EU slaps Google with record $2.7 billion fine
LONDON– European Union regulators slapped Google with a record €2.4 billion ($2.7 billion) antitrust fine on Tuesday, the latest broadside fired at big American tech companies doing business in the region.
The European Commission found that the U.S. tech giant denied “consumers a genuine choice” by using its search engine to unfairly steer them to its own shopping platform.
Regulators said that Google must change its behavior within 90 days or face additional penalties.
“What Google has done is illegal under EU antitrust rules,” said Margrethe Vestager, the bloc’s top antitrust official. “It denied other companies the chance to compete on the merits and to innovate. And most importantly, it denied European consumers a genuine choice of services and the full benefits of innovation.”
Google said in a statement that it tries to show ads in ways that are helpful for buyers and sellers.
“We respectfully disagree with the conclusions announced today,” a Google spokesperson said. “We will review the Commission’s decision in detail as we consider an appeal, and we look forward to continuing to make our case.”
The Commission said that Google acted illegally by giving priority placement in search results to its own shopping service, while relegating results from rivals to areas where potential buyers were much less likely to click.
It could have fined Google as much as 10% of its annual sales, or roughly $9 billion.
The $2.7 billion fine represents just over 2.5% of Google’s revenue last year and Alphabet, Google’s owner, had $92.4 billion in cash as of end of March.
Vestager said Google’s competitors could claim compensation in national courts within the EU. She said hundreds of companies, including some based in the U.S., complained about the way Google displayed its shopping service.
Shares in Alphabet dropped by 1.2% in premarket trading.
Tuesday’s fine dwarfs the previous EU record antitrust penalty of €1.06 billion ($1.2 billion) imposed on Intel in 2009. Intel has been fighting to overturn that decision ever since.
Google’s regulatory headache in Europe doesn’t end with the online shopping case, which dates back to 2010.
The EU has also accused the Silicon Valley titan of abusing its market position by imposing restrictions on Android device manufacturers and mobile network operators.
It is also investigating the company’s ad placing service, AdSense.
American firms have come under increased scrutiny in Europe on issues related to tax and competition.
Apple is fighting a European demand that it repay €13 billion ($14.7 billion) in back taxes to the Irish government.
Facebook was fined by antitrust regulators in May for misleading officials over its takeover of messaging service WhatsApp. The same month, Amazon agreed to change its distribution agreements with e-book publishers to address antitrust concerns raised by the Commission.
And in early June, antitrust officials launched investigations into claims that Nike may have broken EU laws by restricting how traders can sell licensed merchandise.

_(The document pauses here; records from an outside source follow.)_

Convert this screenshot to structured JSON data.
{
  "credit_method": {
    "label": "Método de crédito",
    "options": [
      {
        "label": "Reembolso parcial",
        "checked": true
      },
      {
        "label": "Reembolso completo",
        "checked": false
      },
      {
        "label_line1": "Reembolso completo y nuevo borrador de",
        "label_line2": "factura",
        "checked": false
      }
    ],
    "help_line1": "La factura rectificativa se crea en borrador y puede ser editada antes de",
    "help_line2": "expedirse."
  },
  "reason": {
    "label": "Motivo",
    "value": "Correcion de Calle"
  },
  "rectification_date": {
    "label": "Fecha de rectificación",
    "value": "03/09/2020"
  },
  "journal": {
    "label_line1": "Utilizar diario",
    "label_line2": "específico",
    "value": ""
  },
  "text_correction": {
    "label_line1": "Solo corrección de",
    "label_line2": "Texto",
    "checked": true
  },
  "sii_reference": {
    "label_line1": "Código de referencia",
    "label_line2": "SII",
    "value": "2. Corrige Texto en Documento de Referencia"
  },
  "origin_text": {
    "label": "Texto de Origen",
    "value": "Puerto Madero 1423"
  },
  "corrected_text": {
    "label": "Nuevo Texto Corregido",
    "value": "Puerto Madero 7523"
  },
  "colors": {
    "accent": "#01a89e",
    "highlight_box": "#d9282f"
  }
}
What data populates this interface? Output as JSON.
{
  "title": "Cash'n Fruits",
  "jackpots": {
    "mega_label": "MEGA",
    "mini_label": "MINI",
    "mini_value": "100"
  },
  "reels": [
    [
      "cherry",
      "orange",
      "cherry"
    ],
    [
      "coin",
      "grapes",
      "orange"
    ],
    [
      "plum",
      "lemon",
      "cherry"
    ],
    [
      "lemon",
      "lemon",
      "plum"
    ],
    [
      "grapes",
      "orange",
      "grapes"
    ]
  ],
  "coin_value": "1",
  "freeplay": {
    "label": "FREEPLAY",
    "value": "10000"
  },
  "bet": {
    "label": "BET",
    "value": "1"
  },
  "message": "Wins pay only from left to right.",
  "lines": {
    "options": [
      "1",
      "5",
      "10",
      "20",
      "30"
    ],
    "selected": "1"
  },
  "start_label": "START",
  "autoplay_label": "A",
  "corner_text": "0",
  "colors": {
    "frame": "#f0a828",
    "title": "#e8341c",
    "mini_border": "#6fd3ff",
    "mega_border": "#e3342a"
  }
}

Comcast’s Universal Studios is being investigated on the same grounds.
Vestager rejected any suggestion of anti-American bias, telling reporters on Tuesday that an analysis of investigations her department has launched found that U.S. companies were not being disproportionately targeted.